==== Available data

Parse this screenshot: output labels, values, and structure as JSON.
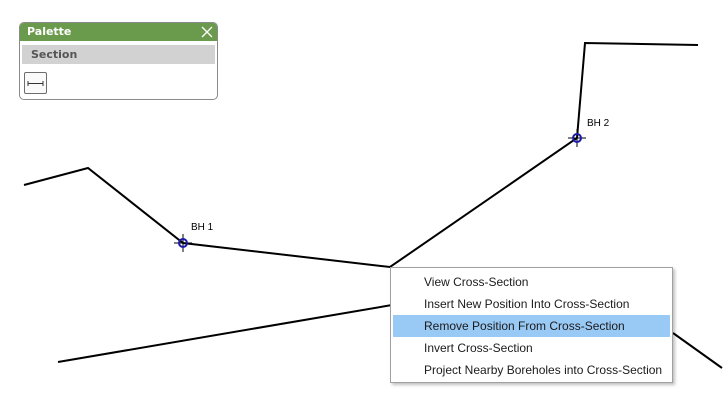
{
  "palette": {
    "title": "Palette",
    "section_label": "Section",
    "tool_icon": "section-line-icon"
  },
  "boreholes": [
    {
      "label": "BH 1"
    },
    {
      "label": "BH 2"
    }
  ],
  "context_menu": {
    "items": [
      {
        "label": "View Cross-Section",
        "highlighted": false
      },
      {
        "label": "Insert New Position Into Cross-Section",
        "highlighted": false
      },
      {
        "label": "Remove Position From Cross-Section",
        "highlighted": true
      },
      {
        "label": "Invert Cross-Section",
        "highlighted": false
      },
      {
        "label": "Project Nearby Boreholes into Cross-Section",
        "highlighted": false
      }
    ]
  },
  "colors": {
    "palette_header": "#6a9a4c",
    "menu_highlight": "#99c9f5",
    "borehole_marker": "#1a1aa8"
  }
}
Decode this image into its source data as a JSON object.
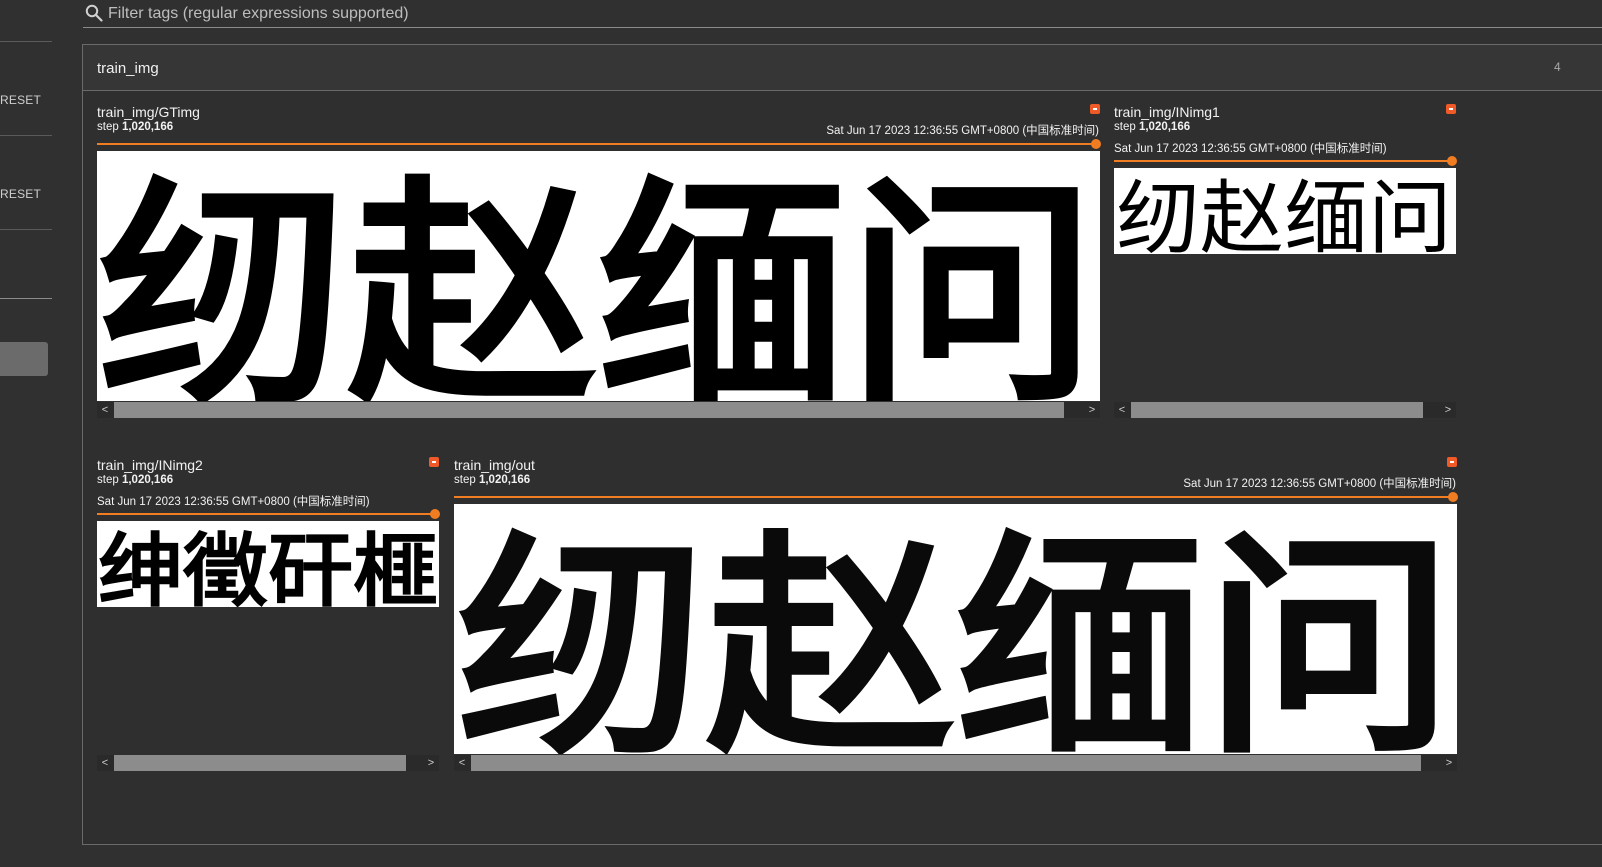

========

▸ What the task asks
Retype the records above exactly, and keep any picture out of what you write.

▸ Task result
Parse this screenshot: output labels, values, and structure as JSON.
{
  "palette": {
    "title": "Palette",
    "section_label": "Section",
    "tool_icon": "section-line-icon"
  },
  "boreholes": [
    {
      "label": "BH 1"
    },
    {
      "label": "BH 2"
    }
  ],
  "context_menu": {
    "items": [
      {
        "label": "View Cross-Section",
        "highlighted": false
      },
      {
        "label": "Insert New Position Into Cross-Section",
        "highlighted": false
      },
      {
        "label": "Remove Position From Cross-Section",
        "highlighted": true
      },
      {
        "label": "Invert Cross-Section",
        "highlighted": false
      },
      {
        "label": "Project Nearby Boreholes into Cross-Section",
        "highlighted": false
      }
    ]
  },
  "colors": {
    "palette_header": "#6a9a4c",
    "menu_highlight": "#99c9f5",
    "borehole_marker": "#1a1aa8"
  }
}
Decode this image into its source data as a JSON object.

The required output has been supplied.